We often use the principle of the iceberg to demonstrate what is involved in understanding the client’s real expectations. One ninth of an iceberg lies above the water eight ninths below. What lies on the surface is easy to see, as the Titanic this discovered, it’s what lies below that can do the damage. Understanding of clients requirements and expectations involve is probing below the surface of the iceberg. Only the superficial requirements sit above the surface and they are easy for anyone to find. Only by building trust, will we ever find what’s going on below the surface.
When we have discovered what the real requirement and expectations are of a client we begin to manage our own business to deliver the experience that client expects. Remember, you cannot control or manage the client. You can control and manage the client’s experience of doing business with you. How you manage that experience, and how, you get all your people to help deliver that experience is a subject of another article.
Getting back to client loyalty, I stated earlier that that requires a client to be satisfied and then some. Chris Daffy, the UK’s Guru on customer service defines the ‘then some’ as +1’s. +1’s are the numerous small things that we can add to the service we deliver that makes a client say things like “Wow, that’s good, I didn’t expect that.” In one exercise I ran with a law firm, in one hour, their trainees came up with over a hundred +1’s that they felt, would add to their client’s experience of the firm at little or no cost.
Of course, once a client has been on the receiving end of a few +1s, this level of service becomes the norm. That is why the client experience has to be managed. Trust will need to be maintained throughout the relationship in order to keep updated about their requirements and expectations. Effort will need to put into continuing to find the +1’s that will turn a satisfied client into a loyal client.

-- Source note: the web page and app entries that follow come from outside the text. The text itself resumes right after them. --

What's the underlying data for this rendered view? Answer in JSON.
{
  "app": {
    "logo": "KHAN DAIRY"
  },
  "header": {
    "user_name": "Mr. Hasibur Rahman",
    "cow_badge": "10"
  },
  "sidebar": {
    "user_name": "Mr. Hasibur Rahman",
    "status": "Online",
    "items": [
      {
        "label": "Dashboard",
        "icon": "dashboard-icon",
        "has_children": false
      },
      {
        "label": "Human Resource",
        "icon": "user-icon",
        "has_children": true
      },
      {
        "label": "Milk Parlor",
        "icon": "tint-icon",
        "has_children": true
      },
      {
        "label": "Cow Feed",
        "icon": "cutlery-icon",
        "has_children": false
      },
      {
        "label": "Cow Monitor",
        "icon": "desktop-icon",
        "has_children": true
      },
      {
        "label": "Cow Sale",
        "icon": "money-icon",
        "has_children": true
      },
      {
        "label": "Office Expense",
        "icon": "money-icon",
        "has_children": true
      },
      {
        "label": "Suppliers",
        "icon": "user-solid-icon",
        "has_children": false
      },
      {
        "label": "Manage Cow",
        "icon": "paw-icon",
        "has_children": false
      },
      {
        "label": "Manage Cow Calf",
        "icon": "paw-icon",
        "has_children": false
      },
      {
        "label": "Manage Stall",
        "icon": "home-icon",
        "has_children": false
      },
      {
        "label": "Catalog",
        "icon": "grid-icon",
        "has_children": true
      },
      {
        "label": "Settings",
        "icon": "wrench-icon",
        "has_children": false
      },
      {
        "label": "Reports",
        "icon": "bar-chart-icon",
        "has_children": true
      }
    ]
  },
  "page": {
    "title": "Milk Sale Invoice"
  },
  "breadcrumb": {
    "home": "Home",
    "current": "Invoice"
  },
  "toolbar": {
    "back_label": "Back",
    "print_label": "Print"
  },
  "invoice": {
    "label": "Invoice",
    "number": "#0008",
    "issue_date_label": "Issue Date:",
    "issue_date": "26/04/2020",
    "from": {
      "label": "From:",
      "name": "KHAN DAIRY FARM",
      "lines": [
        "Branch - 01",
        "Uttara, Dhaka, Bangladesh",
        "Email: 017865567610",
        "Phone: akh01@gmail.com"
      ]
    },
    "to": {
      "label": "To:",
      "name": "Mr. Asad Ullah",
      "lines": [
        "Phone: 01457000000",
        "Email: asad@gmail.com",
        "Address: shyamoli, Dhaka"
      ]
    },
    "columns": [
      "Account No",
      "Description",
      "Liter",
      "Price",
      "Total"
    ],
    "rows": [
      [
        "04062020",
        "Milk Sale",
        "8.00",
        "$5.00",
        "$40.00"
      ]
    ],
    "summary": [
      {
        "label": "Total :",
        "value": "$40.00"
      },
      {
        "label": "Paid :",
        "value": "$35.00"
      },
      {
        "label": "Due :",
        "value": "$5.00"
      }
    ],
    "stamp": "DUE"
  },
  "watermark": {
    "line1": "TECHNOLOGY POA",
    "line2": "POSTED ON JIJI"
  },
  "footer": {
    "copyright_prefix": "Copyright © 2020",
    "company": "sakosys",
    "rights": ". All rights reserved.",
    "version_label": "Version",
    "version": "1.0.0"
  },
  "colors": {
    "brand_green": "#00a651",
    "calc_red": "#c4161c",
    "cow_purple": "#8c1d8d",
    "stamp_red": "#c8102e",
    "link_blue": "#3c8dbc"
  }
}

Client relationship management is dead, long live managing the client experience!